Activity: Return each line of the material verbatim.

*-*-*

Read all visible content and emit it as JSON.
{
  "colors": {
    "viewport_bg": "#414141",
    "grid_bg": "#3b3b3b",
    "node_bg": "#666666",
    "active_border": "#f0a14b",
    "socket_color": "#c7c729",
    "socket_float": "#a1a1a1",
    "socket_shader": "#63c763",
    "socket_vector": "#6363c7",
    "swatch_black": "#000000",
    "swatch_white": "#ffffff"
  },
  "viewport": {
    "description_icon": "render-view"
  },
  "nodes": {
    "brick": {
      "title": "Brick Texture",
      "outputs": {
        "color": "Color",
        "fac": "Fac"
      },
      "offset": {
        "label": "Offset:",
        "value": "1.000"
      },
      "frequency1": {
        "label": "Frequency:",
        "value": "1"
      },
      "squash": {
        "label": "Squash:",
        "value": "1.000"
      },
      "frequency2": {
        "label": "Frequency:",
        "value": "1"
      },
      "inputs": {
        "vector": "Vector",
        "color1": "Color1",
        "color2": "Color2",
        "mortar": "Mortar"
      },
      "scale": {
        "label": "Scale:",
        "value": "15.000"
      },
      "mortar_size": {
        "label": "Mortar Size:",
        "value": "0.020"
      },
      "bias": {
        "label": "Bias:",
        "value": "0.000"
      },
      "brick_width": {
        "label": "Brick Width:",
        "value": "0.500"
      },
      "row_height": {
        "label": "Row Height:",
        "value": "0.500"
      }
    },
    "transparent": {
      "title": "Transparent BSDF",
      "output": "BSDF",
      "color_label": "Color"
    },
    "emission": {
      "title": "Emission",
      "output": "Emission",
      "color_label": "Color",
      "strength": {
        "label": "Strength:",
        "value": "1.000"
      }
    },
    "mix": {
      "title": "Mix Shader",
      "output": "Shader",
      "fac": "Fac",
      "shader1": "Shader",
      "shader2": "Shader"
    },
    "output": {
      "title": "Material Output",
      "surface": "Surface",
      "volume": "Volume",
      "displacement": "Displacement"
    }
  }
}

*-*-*

Answer to this task:
Read all visible content and emit it as JSON.
{
  "colors": {
    "viewport_bg": "#414141",
    "grid_bg": "#3b3b3b",
    "node_bg": "#666666",
    "active_border": "#f0a14b",
    "socket_color": "#c7c729",
    "socket_float": "#a1a1a1",
    "socket_shader": "#63c763",
    "socket_vector": "#6363c7",
    "swatch_black": "#000000",
    "swatch_white": "#ffffff"
  },
  "viewport": {
    "description_icon": "render-view"
  },
  "nodes": {
    "brick": {
      "title": "Brick Texture",
      "outputs": {
        "color": "Color",
        "fac": "Fac"
      },
      "offset": {
        "label": "Offset:",
        "value": "1.000"
      },
      "frequency1": {
        "label": "Frequency:",
        "value": "1"
      },
      "squash": {
        "label": "Squash:",
        "value": "1.000"
      },
      "frequency2": {
        "label": "Frequency:",
        "value": "1"
      },
      "inputs": {
        "vector": "Vector",
        "color1": "Color1",
        "color2": "Color2",
        "mortar": "Mortar"
      },
      "scale": {
        "label": "Scale:",
        "value": "15.000"
      },
      "mortar_size": {
        "label": "Mortar Size:",
        "value": "0.020"
      },
      "bias": {
        "label": "Bias:",
        "value": "0.000"
      },
      "brick_width": {
        "label": "Brick Width:",
        "value": "0.500"
      },
      "row_height": {
        "label": "Row Height:",
        "value": "0.500"
      }
    },
    "transparent": {
      "title": "Transparent BSDF",
      "output": "BSDF",
      "color_label": "Color"
    },
    "emission": {
      "title": "Emission",
      "output": "Emission",
      "color_label": "Color",
      "strength": {
        "label": "Strength:",
        "value": "1.000"
      }
    },
    "mix": {
      "title": "Mix Shader",
      "output": "Shader",
      "fac": "Fac",
      "shader1": "Shader",
      "shader2": "Shader"
    },
    "output": {
      "title": "Material Output",
      "surface": "Surface",
      "volume": "Volume",
      "displacement": "Displacement"
    }
  }
}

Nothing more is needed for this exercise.